No Promised Concession in NC Gay Marriage Amendment
The North Carolina Legislature recently passed a constitutional amendment to codify the state’s existing ban on same-sex marriage, but the exact language of the question which has always been a source of concern appears even more restrictive than what the Republican leadership had said would be put before voters.
Indeed, this version of the constitutional amendment would appear to ban not just same-sex marriage and civil unions but also domestic partnerships regardless of sexual orientation.
Amendment 1 that will appear on the May 8 primary ballot asks voters to decide for or against a constitutional amendment “to provide that marriage between one man and one woman is the only domestic legal union that shall be valid or recognized in this state.”
The ballot question’s second sentence was supposed to add that the amendment doesn’t prohibit businesses from offering benefits to domestic partners so the question would have read:
“Marriage between one man and one woman is the only domestic legal union that shall be valid or recognized in this state.

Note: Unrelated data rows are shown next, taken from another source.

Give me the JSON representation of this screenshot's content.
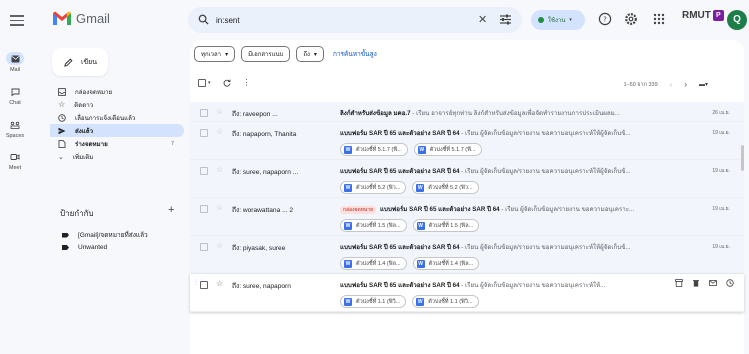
{
  "app": {
    "name": "Gmail"
  },
  "search": {
    "value": "in:sent",
    "clear_glyph": "✕"
  },
  "status": {
    "label": "ใช้งาน"
  },
  "account": {
    "org": "RMUT",
    "badge": "P",
    "avatar_letter": "Q"
  },
  "rail": [
    {
      "label": "Mail",
      "icon": "mail-icon"
    },
    {
      "label": "Chat",
      "icon": "chat-icon"
    },
    {
      "label": "Spaces",
      "icon": "spaces-icon"
    },
    {
      "label": "Meet",
      "icon": "meet-icon"
    }
  ],
  "compose": {
    "label": "เขียน"
  },
  "nav": [
    {
      "label": "กล่องจดหมาย",
      "icon": "inbox-icon",
      "count": ""
    },
    {
      "label": "ติดดาว",
      "icon": "star-icon",
      "count": ""
    },
    {
      "label": "เลื่อนการแจ้งเตือนแล้ว",
      "icon": "clock-icon",
      "count": ""
    },
    {
      "label": "ส่งแล้ว",
      "icon": "send-icon",
      "count": ""
    },
    {
      "label": "ร่างจดหมาย",
      "icon": "draft-icon",
      "count": "7"
    },
    {
      "label": "เพิ่มเติม",
      "icon": "chevron-down-icon",
      "count": ""
    }
  ],
  "labels": {
    "heading": "ป้ายกำกับ",
    "items": [
      "[Gmail]/จดหมายที่ส่งแล้ว",
      "Unwanted"
    ]
  },
  "filters": {
    "chips": [
      "ทุกเวลา",
      "มีเอกสารแนบ",
      "ถึง"
    ],
    "advanced": "การค้นหาขั้นสูง"
  },
  "pager": {
    "text": "1–50 จาก 339"
  },
  "rows": [
    {
      "sender": "ถึง: raveepon ...",
      "tag": "",
      "subject": "ลิงก์สำหรับส่งข้อมูล มคอ.7",
      "snippet": " - เรียน อาจารย์ทุกท่าน ลิงก์สำหรับส่งข้อมูลเพื่อจัดทำรายงานการประเมินผลม...",
      "date": "26 เม.ย.",
      "attachments": []
    },
    {
      "sender": "ถึง: napaporn, Thanita",
      "tag": "",
      "subject": "แบบฟอร์ม SAR ปี 65 และตัวอย่าง SAR ปี 64",
      "snippet": " - เรียน ผู้จัดเก็บข้อมูล/รายงาน ขอความอนุเคราะห์ให้ผู้จัดเก็บข้...",
      "date": "19 เม.ย.",
      "attachments": [
        "ตัวบ่งชี้ที่ 5.1.7 (ฟี...",
        "ตัวบ่งชี้ที่ 5.1.7 (ฟี..."
      ]
    },
    {
      "sender": "ถึง: suree, napaporn ...",
      "tag": "",
      "subject": "แบบฟอร์ม SAR ปี 65 และตัวอย่าง SAR ปี 64",
      "snippet": " - เรียน ผู้จัดเก็บข้อมูล/รายงาน ขอความอนุเคราะห์ให้ผู้จัดเก็บข้...",
      "date": "19 เม.ย.",
      "attachments": [
        "ตัวบ่งชี้ที่ 5.2 (ฟิว...",
        "ตัวบ่งชี้ที่ 5.2 (ฟิว..."
      ]
    },
    {
      "sender": "ถึง: worawattana ... 2",
      "tag": "กล่องจดหมาย",
      "subject": "แบบฟอร์ม SAR ปี 65 และตัวอย่าง SAR ปี 64",
      "snippet": " - เรียน ผู้จัดเก็บข้อมูล/รายงาน ขอความอนุเคราะ...",
      "date": "19 เม.ย.",
      "attachments": [
        "ตัวบ่งชี้ที่ 1.5 (ฟิล...",
        "ตัวบ่งชี้ที่ 1.5 (ฟิล..."
      ]
    },
    {
      "sender": "ถึง: piyasak, suree",
      "tag": "",
      "subject": "แบบฟอร์ม SAR ปี 65 และตัวอย่าง SAR ปี 64",
      "snippet": " - เรียน ผู้จัดเก็บข้อมูล/รายงาน ขอความอนุเคราะห์ให้ผู้จัดเก็บข้...",
      "date": "19 เม.ย.",
      "attachments": [
        "ตัวบ่งชี้ที่ 1.4 (ฟิล...",
        "ตัวบ่งชี้ที่ 1.4 (ฟิล..."
      ]
    },
    {
      "sender": "ถึง: suree, napaporn",
      "tag": "",
      "subject": "แบบฟอร์ม SAR ปี 65 และตัวอย่าง SAR ปี 64",
      "snippet": " - เรียน ผู้จัดเก็บข้อมูล/รายงาน ขอความอนุเคราะห์ให้...",
      "date": "",
      "attachments": [
        "ตัวบ่งชี้ที่ 1.1 (ฟิวิ...",
        "ตัวบ่งชี้ที่ 1.1 (ฟิวิ..."
      ]
    }
  ],
  "colors": {
    "accent": "#0b57d0",
    "selected_nav": "#d3e3fd",
    "background": "#f6f8fc"
  }
}
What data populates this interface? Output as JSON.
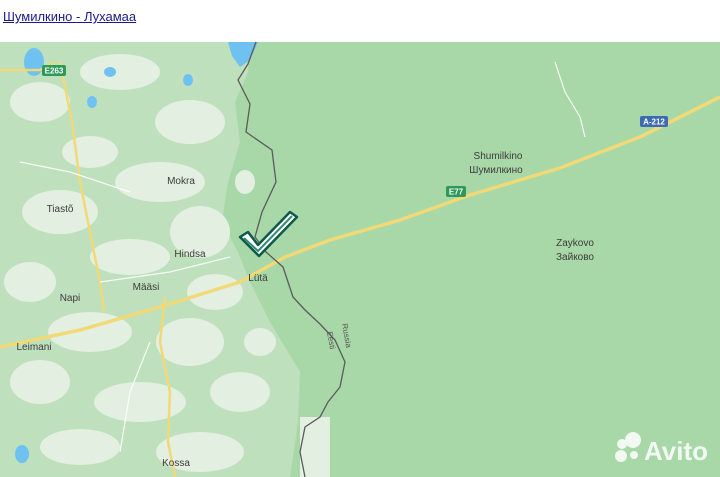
{
  "page": {
    "route_link": "Шумилкино - Лухамаа"
  },
  "map": {
    "road_shields": {
      "e263": "E263",
      "e77": "E77",
      "a212": "A-212"
    },
    "places": {
      "shumilkino_lat": "Shumilkino",
      "shumilkino_cyr": "Шумилкино",
      "zaykovo_lat": "Zaykovo",
      "zaykovo_cyr": "Зайково",
      "mokra": "Mokra",
      "tiasto": "Tiastõ",
      "hindsa": "Hindsa",
      "luta": "Lütä",
      "maasi": "Määsi",
      "napi": "Napi",
      "leimani": "Leimani",
      "kossa": "Kossa"
    },
    "border_labels": {
      "russia": "Russia",
      "eesti": "Eesti"
    },
    "marker_icon": "checkmark-icon",
    "colors": {
      "land": "#a8d7a8",
      "forest_light": "#dcecd9",
      "water": "#6ec1f0",
      "road": "#f1d977",
      "border": "#5b5b5b",
      "marker": "#0e5a4a"
    }
  },
  "watermark": {
    "brand": "Avito"
  }
}
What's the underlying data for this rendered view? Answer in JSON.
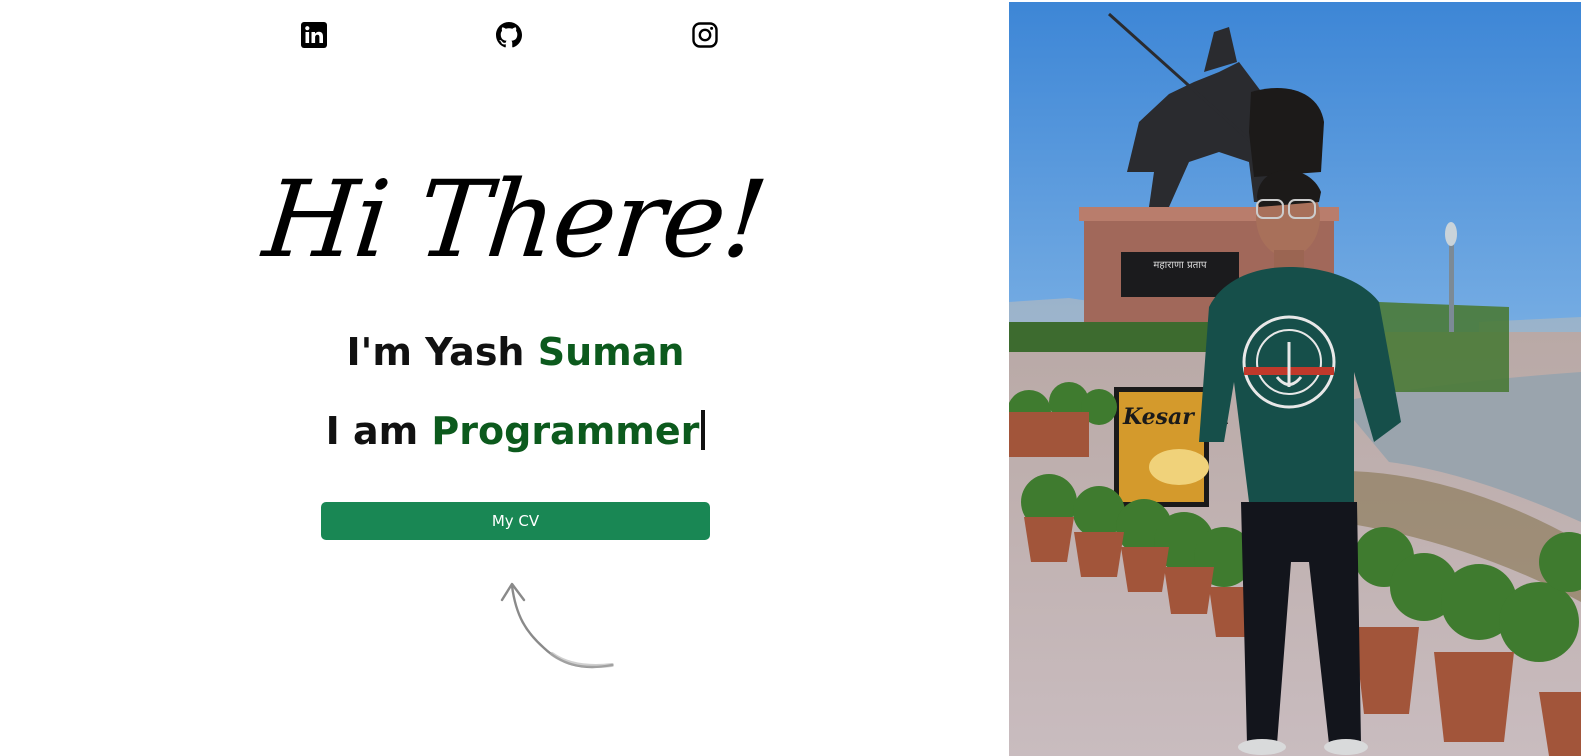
{
  "social": {
    "linkedin_icon": "linkedin-icon",
    "github_icon": "github-icon",
    "instagram_icon": "instagram-icon"
  },
  "hero": {
    "greeting": "Hi There!",
    "intro_prefix": "I'm Yash ",
    "intro_highlight": "Suman",
    "role_prefix": "I am ",
    "role_highlight": "Programmer"
  },
  "cv_button": {
    "label": "My CV"
  },
  "photo": {
    "sign_text": "Kesar Ta",
    "plaque_text": "महाराणा प्रताप"
  },
  "colors": {
    "accent_green": "#0c5a1d",
    "button_green": "#198754"
  }
}
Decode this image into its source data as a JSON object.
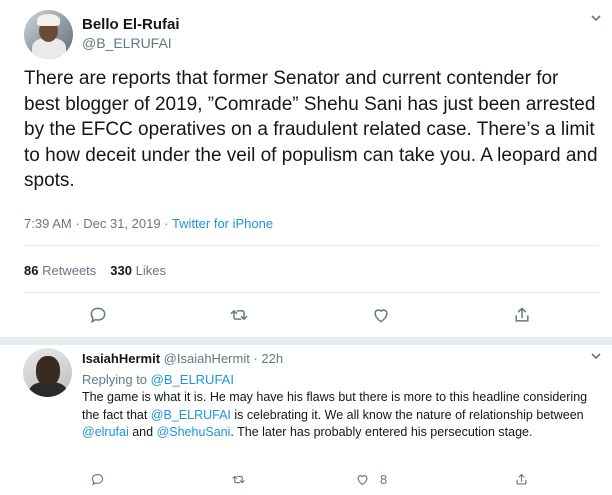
{
  "tweet": {
    "author_name": "Bello El-Rufai",
    "author_handle": "@B_ELRUFAI",
    "text": "There are reports that former Senator and current contender for best blogger of 2019, ”Comrade” Shehu Sani has just been arrested by the EFCC operatives on a fraudulent related case. There’s a limit to how deceit under the veil of populism can take you. A leopard and spots.",
    "time": "7:39 AM",
    "date": "Dec 31, 2019",
    "separator": " · ",
    "source": "Twitter for iPhone",
    "retweets_count": "86",
    "retweets_label": "Retweets",
    "likes_count": "330",
    "likes_label": "Likes"
  },
  "reply": {
    "author_name": "IsaiahHermit",
    "author_handle": "@IsaiahHermit",
    "time_ago": "22h",
    "separator": " · ",
    "replying_label": "Replying to",
    "replying_to": "@B_ELRUFAI",
    "text_1": "The game is what it is. He may have his flaws but there is more to this headline considering the fact that ",
    "mention_1": "@B_ELRUFAI",
    "text_2": " is celebrating it. We all know the nature of relationship between ",
    "mention_2": "@elrufai",
    "text_3": " and ",
    "mention_3": "@ShehuSani",
    "text_4": ". The later has probably entered his persecution stage.",
    "likes_count": "8"
  },
  "colors": {
    "link": "#1b95e0",
    "secondary_text": "#657786",
    "divider": "#e6ecf0",
    "primary_text": "#14171a"
  },
  "icons": {
    "reply": "reply-icon",
    "retweet": "retweet-icon",
    "like": "heart-icon",
    "share": "share-icon",
    "more": "chevron-down-icon"
  }
}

This section does not prohibit a private party from entering into contracts with another private party; nor does this section prohibit courts from adjudicating the rights of private parties pursuant to such contracts.”
Several legal commentators expressed concern that even this version of the amendment was too open ended. With the ballot question now stripped of its second sentence it appears the amendment has become even more overreaching and potentially harmful, though the GOP leadership disagrees.
House Republican Leader Paul “Skip” Stam, a leading architect of the amendment, said it won’t make a difference. “The sentence is not even strictly necessary because that’s the effect of the first sentence anyway,” he said.
Michael Gerhardt, a constitutional law expert at UNC-Chapel Hill, said it’s not just semantics. It opens the amendment to further legal challenge and interpretation by the courts – and the courts would likely favor what appeared on the ballot, he said.
Ten Democrats voted with nearly all House Republicans to pass the amendment in a 75-42 vote. The Senate vote came down to a 30-16 majority, over the three fifths needed to send the question to the voters in a May 8, 2012, referendum.
Democrats who voted for the amendment have now said that they did not notice the difference in the question until a few days after the vote, perhaps indicating (though too little too late now) that they might have voted differently.
Democratic Gov. Bev Perdue is said to have expressed disappointment that the Legislature is “wasting time” with the marriage amendment, however the governor is not capable of vetoing this measure due to the procedural rules surrounding constitutional amendments.
This comes after House Majority Leader Paul Stam. R-Wake, and Minority Whip Rick Glazier, D-Cumberland, participated in a debate on the amendment question at the University of North Carolina law school in Chapel Hill this week.
Stam provoked condemnation from LGBT rights advocates when he said the amendment was about protecting child welfare and that it is necessary to have limits on marriage in order to keep the integrity of the institution. You can hear a video of his comments here. Stam, prior to the debate, also likened gay marriage to allowing incest and bestiality.
The North Carolina GOP has already been criticized for the way in which it pushed this amendment through the Legislature. This latest controversy will do little to dissuade that the Republican leadership is being underhanded in how it approaches codifying the state’s ban on same-sex marriage — a move that a majority of North Carolina’s voters have indicated that they reject.